* **What is expected**: Every line below that includes the word "website" needs to be copied.

* **Supplied material**:
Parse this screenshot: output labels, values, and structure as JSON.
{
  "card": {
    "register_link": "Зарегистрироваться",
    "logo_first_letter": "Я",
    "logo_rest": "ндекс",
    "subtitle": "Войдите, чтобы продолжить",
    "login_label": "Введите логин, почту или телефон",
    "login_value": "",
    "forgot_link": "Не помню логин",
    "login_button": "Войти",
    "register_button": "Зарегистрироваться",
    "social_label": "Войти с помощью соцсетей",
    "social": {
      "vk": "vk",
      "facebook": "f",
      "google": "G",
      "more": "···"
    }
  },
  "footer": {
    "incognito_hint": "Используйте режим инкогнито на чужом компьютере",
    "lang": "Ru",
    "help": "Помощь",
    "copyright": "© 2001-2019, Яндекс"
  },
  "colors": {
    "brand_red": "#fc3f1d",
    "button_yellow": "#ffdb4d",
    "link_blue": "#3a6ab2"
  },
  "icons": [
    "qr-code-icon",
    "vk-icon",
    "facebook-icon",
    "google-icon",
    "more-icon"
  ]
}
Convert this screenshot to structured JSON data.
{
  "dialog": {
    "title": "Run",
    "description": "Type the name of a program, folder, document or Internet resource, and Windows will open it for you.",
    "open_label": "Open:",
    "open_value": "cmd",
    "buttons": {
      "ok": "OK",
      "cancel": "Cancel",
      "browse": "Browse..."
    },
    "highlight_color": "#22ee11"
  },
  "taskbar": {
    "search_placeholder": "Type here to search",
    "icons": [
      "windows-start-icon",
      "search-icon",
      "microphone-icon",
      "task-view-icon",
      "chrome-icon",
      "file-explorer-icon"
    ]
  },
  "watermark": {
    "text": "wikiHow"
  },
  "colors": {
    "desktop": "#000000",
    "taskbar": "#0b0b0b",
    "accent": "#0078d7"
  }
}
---
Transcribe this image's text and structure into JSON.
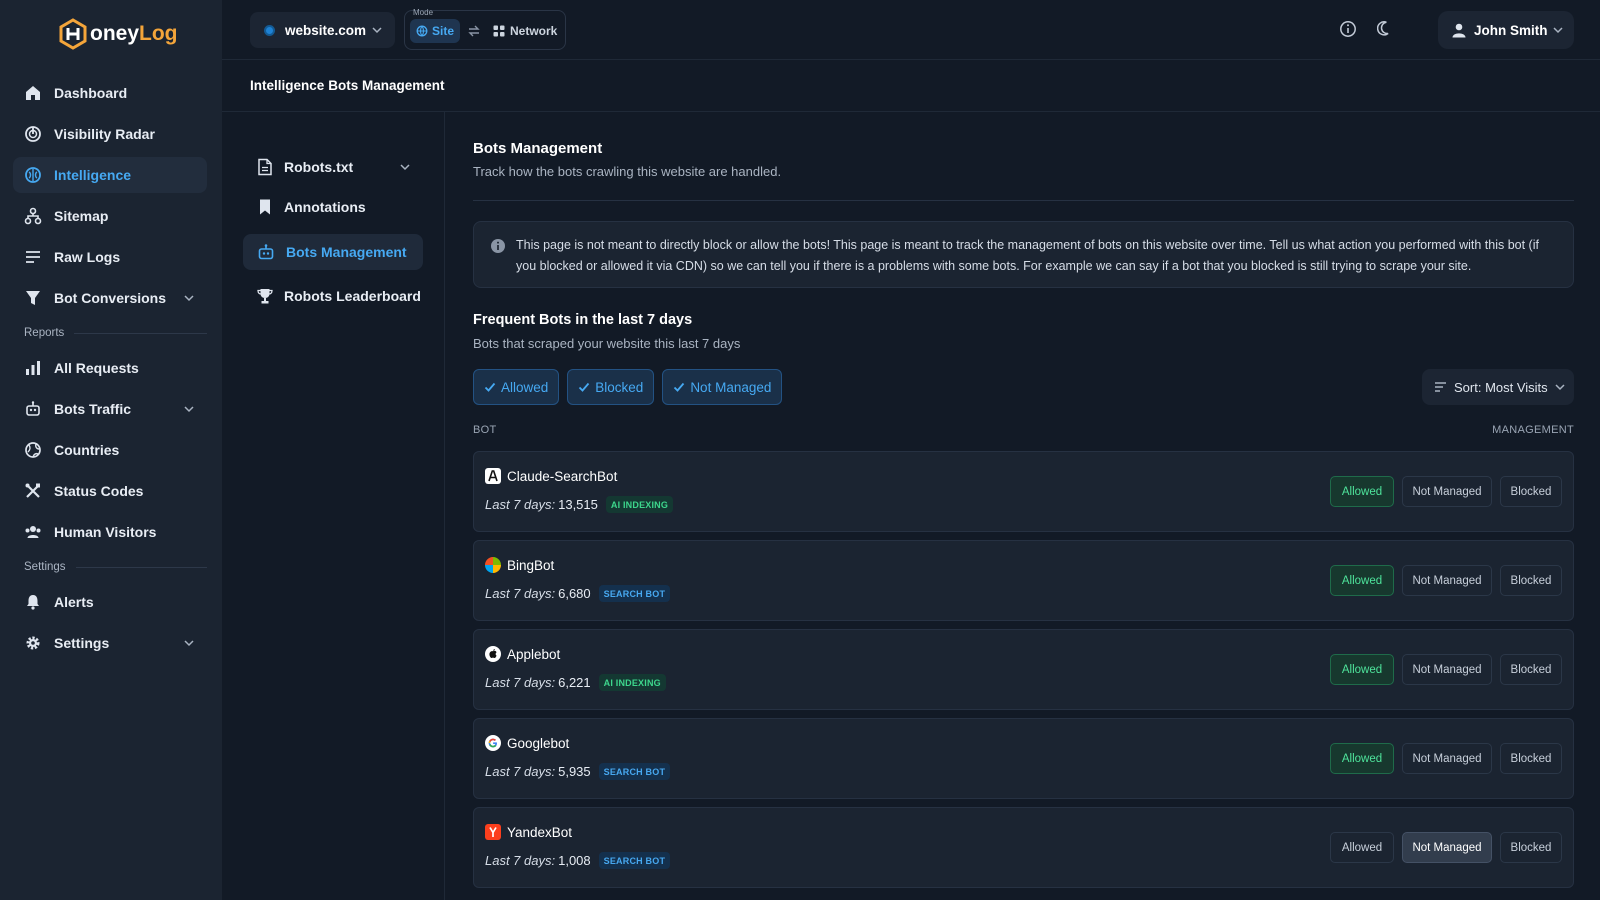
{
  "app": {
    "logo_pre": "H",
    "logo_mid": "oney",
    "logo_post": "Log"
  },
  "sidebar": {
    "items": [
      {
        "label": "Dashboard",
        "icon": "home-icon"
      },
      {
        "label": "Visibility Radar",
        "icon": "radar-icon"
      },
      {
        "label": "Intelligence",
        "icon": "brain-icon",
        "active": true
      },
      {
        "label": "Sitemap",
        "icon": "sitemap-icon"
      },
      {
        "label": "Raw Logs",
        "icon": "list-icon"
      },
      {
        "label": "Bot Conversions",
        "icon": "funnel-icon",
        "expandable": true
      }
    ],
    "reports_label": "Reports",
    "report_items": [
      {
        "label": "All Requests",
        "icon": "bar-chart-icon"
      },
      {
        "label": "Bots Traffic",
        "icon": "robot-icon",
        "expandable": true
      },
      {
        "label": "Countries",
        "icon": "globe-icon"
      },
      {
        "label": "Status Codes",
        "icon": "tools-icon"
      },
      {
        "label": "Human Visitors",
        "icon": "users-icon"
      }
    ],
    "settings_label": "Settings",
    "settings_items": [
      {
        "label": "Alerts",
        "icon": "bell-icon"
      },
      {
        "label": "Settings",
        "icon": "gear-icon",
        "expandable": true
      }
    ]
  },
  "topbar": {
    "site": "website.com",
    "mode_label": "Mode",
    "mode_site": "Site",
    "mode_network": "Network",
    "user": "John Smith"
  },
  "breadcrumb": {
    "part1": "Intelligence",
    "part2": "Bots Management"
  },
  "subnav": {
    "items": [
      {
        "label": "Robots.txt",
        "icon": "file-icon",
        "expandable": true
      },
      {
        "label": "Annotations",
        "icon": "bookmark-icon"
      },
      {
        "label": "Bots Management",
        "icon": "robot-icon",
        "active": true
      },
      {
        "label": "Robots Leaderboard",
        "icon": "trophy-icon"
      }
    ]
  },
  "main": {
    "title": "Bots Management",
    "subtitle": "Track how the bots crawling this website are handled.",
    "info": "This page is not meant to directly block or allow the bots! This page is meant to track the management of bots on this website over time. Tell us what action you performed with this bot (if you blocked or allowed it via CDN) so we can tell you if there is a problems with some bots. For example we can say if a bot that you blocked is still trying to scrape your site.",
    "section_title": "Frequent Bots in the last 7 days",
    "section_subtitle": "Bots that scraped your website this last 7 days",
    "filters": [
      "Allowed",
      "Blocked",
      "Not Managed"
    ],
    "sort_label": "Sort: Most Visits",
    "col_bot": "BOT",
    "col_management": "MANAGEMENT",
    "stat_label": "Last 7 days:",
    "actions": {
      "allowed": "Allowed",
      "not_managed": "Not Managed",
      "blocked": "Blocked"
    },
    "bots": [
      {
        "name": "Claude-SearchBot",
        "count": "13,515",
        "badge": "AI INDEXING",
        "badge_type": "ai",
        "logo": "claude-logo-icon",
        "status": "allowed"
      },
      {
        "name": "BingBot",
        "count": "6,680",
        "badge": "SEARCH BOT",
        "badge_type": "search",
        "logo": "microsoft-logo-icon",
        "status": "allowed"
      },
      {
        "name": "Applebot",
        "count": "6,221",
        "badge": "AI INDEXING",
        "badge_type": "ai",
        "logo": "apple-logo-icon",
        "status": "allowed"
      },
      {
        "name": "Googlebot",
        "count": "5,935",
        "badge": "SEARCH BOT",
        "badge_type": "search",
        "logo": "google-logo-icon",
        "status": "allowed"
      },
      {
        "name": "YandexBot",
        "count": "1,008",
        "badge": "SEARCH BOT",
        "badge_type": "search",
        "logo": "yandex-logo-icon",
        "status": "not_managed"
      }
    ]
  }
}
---
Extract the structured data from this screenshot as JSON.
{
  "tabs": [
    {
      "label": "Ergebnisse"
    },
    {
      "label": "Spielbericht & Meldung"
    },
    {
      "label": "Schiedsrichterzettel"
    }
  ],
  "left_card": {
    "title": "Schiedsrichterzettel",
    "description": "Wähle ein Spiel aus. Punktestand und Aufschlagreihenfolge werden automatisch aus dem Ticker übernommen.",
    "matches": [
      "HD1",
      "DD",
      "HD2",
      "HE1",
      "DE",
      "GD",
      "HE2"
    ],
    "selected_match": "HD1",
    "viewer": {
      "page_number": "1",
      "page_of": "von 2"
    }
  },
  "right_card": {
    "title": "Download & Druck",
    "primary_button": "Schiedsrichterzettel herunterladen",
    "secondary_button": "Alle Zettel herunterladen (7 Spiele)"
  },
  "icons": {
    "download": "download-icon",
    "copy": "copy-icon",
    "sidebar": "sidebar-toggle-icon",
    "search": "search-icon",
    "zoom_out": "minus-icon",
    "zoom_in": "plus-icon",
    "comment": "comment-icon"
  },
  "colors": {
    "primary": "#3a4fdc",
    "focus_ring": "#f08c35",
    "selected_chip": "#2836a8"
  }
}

* **Solution to the exercise**:
    "site": "website.com",
    "subtitle": "Track how the bots crawling this website are handled.",
    "info": "This page is not meant to directly block or allow the bots! This page is meant to track the management of bots on this website over time. Tell us what action you performed with this bot (if you blocked or allowed it via CDN) so we can tell you if there is a problems with some bots. For example we can say if a bot that you blocked is still trying to scrape your site.",
    "section_subtitle": "Bots that scraped your website this last 7 days",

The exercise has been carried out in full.